As well, industrial–commercial–institutional (ICI) permits rose eight per cent over the same time frame to $9.3 million, of which 85 per cent was for tenant improvements and additions to existing buildings.
Still, “while there remains a high degree of development interest in the City of Coquitlam, there are some early signs of potential market volatility due to rising interest rates and some potential global economic uncertainty,” said Nikki Caulfield, Coquitlam’s general manager of corporate services, referring to the supply chain backup and the war in Ukraine.
On the rental homes front, Steblin boasted Coquitlam is a regional leader with more than 10,000 market rental and 2,000 below- and non-market rental units under construction or consideration.
As for amenities, he highlighted the two recreation centres that will open this fall — Place Maillardville and the Burquitlam YMCA, and the upcoming Northeast Community Centre — are mostly paid for using developer contributions, partnerships and grants.
“The citizens of Coquitlam are getting significant improvement in services in a wide variety of areas without being tapped in the normal, traditional tax process,” Steblin said.
Meanwhile, on Monday night, council unanimously green-lighted the following five development applications for:
- 1200 Cartier Ave.: three-storey seniors rental housing next to Place Maillardville
- 1015 Austin Ave.: 20-storey high-rise by PARC Communities for seniors rentals
- 1155 and 1159 Pipeline Rd. and 1110 Inlet St.: 25-storey residential tower with 206 units by Ledingham McAllister
- 580-600 Harrison Ave. and 581-601 Kelmsley Ave.: three six-storey apartment buildings and a four-storey stacked townhouse building
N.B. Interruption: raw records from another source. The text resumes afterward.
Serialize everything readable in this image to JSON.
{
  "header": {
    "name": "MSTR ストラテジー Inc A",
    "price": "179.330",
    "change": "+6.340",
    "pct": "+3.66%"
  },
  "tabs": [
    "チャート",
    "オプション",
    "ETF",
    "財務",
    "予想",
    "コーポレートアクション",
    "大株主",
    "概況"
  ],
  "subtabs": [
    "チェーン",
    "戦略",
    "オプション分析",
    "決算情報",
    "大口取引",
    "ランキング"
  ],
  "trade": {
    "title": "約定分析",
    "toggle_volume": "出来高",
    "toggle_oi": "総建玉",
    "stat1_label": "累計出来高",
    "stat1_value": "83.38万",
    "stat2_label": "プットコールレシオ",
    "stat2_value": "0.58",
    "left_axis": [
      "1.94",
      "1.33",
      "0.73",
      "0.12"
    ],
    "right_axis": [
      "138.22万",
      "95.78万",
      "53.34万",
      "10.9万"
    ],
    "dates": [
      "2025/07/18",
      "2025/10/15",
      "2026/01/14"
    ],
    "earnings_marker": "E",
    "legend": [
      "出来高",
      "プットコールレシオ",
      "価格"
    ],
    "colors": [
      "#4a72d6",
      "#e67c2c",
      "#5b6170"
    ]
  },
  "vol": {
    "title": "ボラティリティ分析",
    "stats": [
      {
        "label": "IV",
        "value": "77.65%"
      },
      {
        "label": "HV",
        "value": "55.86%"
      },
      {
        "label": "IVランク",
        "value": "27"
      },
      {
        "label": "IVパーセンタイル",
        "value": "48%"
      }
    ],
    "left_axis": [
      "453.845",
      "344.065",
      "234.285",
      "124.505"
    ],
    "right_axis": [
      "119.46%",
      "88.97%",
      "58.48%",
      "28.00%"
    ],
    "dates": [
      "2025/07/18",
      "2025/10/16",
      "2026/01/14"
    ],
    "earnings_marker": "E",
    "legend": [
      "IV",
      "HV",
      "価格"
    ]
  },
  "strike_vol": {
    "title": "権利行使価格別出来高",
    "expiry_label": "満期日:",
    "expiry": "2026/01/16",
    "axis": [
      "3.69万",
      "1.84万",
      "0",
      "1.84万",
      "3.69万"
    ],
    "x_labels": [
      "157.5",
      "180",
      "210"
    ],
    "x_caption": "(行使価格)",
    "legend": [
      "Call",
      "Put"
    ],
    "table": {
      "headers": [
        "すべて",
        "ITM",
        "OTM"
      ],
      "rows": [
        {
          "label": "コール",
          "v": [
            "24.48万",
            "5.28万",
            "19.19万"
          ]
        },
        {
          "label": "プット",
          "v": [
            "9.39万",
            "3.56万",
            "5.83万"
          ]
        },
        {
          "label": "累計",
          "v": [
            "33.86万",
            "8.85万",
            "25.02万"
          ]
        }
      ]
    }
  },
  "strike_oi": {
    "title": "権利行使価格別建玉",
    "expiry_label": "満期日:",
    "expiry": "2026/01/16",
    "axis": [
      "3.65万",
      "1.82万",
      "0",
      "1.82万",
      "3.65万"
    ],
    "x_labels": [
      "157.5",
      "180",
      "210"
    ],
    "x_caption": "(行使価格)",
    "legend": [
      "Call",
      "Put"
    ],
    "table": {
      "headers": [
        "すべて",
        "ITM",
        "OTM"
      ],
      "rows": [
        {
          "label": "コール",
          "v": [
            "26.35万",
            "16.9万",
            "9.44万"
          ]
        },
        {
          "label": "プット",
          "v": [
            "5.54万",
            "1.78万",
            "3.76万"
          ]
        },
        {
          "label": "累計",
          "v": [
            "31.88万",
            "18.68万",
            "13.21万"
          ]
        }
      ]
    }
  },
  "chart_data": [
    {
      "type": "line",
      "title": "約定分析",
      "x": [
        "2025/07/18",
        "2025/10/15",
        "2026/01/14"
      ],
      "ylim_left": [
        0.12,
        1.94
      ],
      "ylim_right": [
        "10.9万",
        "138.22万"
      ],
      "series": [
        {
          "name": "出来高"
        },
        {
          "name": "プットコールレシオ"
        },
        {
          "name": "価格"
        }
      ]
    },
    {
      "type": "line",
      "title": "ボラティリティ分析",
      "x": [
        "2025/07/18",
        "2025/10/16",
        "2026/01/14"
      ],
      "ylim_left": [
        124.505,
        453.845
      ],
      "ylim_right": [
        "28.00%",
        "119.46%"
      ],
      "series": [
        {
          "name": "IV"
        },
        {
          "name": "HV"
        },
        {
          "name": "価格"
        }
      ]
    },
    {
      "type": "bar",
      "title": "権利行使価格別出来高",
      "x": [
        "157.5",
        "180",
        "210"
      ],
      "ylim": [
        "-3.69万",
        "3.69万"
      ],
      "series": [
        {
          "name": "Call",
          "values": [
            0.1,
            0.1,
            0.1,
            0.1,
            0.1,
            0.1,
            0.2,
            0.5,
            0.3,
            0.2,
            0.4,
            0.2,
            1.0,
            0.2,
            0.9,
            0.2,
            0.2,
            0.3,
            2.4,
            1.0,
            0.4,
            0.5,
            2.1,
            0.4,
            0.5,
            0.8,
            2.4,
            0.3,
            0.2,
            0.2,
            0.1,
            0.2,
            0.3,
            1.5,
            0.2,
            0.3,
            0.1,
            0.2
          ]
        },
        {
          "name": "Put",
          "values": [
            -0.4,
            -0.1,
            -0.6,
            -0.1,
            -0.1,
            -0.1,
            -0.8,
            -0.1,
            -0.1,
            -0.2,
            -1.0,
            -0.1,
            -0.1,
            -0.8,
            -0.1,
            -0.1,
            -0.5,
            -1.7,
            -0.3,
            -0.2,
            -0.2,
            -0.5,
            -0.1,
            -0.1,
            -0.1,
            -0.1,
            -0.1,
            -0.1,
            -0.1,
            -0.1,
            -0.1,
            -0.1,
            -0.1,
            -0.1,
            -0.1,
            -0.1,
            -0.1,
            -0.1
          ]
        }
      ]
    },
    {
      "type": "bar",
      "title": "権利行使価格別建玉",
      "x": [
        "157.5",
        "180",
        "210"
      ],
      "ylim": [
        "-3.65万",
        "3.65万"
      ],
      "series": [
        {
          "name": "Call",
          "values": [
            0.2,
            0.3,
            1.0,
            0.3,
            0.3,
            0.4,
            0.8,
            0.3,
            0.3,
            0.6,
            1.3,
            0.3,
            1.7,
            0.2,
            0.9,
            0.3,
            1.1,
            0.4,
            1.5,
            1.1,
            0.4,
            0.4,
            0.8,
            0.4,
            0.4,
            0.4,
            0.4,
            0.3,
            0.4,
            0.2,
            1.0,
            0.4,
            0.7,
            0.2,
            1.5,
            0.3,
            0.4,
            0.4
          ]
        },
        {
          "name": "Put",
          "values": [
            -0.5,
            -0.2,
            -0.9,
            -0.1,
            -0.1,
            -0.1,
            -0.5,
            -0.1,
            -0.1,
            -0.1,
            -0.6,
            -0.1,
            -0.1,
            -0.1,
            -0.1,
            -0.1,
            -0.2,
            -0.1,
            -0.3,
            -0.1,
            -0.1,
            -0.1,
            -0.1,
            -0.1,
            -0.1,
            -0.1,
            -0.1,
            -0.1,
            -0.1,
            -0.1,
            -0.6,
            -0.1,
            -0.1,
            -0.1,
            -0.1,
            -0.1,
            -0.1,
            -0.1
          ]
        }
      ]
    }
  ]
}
- 803-807 North Rd. and 603-617 Tyndall St.: 44-storey apartment tower and a six-storey apartment building
After the July 11 public hearing, council also unanimously OK’d second and third readings the following bids for:
- 637-641 Aspen St. and 574 and 582 Foster Ave.: a 49-unit townhouse development by Ciccozzi Architecture
- 1013 and 1025 Brunette Ave.: six-storey apartment building with 166 non-market rental units in the former Vancity building, for Catalyst Community Development Society
- 641-647 Claremont St.: eight-storey building with 110 rental units by Liberty Homes
- 1350 Pollard St.: 50 acres at and around Marigold Elementary for Double Kappa Holdings to prepare two townhouse lots for future development
Citing the unkempt properties at Aspen/Foster, Stewart asked developers to keep their land clean as “some of our neighbourhoods are very fatigued with the amount of development going on.
“It doesn’t help if the site isn’t tidy,” he said.